LOS ANGELES-This is why they play the game. On paper, playing the Washington Huskies at home looked to be an easy win for USC. After strutting their stuff in a lopsided, proven victory on the road against Arizona State, the Trojans walked into the Los Angeles Memorial Coliseum as heavy favorites to come away with their second Pac-12 Conference South Division win. Not so fast.
The Huskies had other things in mind, mainly, a 17-12 upset road win that pretty much kicked in the Trojans aspirations for a national title run and delivered a severe blow to USC’s chances of winning the conference crown. It’s not the end of the season, but it was a devastating loss for a team that was once ranked as high as No. 8 in the country.
One might say that the Huskies put the bite into the Trojans. For sure, this defeat is going to sting USC for awhile. The way they played on defense all night against the Trojans, Washington seemed to play with a bit of a chip on their shoulders in their first game against former coach and now USC head man Steve Sarkisian.
No, that would be incorrect. Instead of playing with a chip on their shoulders, Washington really played like a bunch of madmen out to get someone who had done something wrong to them, especially on the defensive end. The Huskies defense came heavy, and they came hard. They came often. Washington’s defense interrupted the Trojans’ offensive fluidity with pressure all night on quarterback Cody Kessler,
More impressively, the Huskies did something that didn’t seem possible, and that is they managed to bottle up Kessler and the Trojans’ high-flying offense that came into the contest averaging 316 passing yards a game (No. 17 in the nation). Washington held Kessler, who started off the season as a leading Heisman Trophy candidate, to just 156 yards through the air on 16 completed passes from 29 pass attempts for the game.
JuJu Smith-Schuster (6 receptions, 82 yards) and Adoree’ Jackson (3 catches, 3 yards) wound up not being even on the productive radar screen as the Huskies’ aggressive play kept the Trojans’ playmakers in check throughout the evening. Yeah, it was that kind of party. It was the kind of party the Trojans’ football team would rather not attend.
The Huskies established their defensive will on the flow of the game on the first series. The first time Kessler dropped back to pass he was knocked to the ground under a heavy rush. He would throw an interception the next time he went back to throw. For the first time this season, the Trojans’ normally explosive offense didn’t have any real continuity.
Nor did it have an answer to Washington’s smothering, over-the-top defense, although the Trojans’ antidote of running the ball proved to be effective with Tre Madden (17 carries, 120 yards) and his running mates accounting for a total of 190 yards on the ground.
As the Huskies effectively took away USC’s passing game, it also took away the Trojans’ offensive identity and ability to make the quick-strike play that usually puts fear into opponents. That wasn’t the case against Washington.

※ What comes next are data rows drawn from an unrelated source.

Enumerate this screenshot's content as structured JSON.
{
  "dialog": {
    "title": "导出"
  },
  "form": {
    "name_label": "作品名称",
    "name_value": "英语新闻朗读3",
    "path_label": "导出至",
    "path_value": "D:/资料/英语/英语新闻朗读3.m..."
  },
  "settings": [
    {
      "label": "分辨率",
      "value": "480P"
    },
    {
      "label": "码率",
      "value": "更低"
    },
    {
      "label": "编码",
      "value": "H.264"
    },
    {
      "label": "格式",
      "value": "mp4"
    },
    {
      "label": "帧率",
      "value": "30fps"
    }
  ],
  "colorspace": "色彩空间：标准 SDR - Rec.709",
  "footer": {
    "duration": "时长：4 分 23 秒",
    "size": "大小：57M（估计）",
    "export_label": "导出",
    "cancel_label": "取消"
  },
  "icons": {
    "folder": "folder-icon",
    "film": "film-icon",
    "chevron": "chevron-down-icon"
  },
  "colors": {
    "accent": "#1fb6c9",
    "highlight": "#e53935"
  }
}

The Huskies didn’t play like a team intimidated by the Trojans’ previous success. They played USC like a conference rival-tough.
Maybe the presence of NFL Hall of Fame quarterback and former Washington star Warren Moon lit a fire under the Huskies’ seat and had them all jacked up. Maybe being heavy underdogs might have gotten under their crawl space. Whatever the reason, Washington put the clamps on USC long enough to come away with the “W.”
Now with their second Pac-12 Conference loss in front of their home crowd, it’s the Trojans that need to get fired up or else their promising season could wind up looking like one of missed opportunities.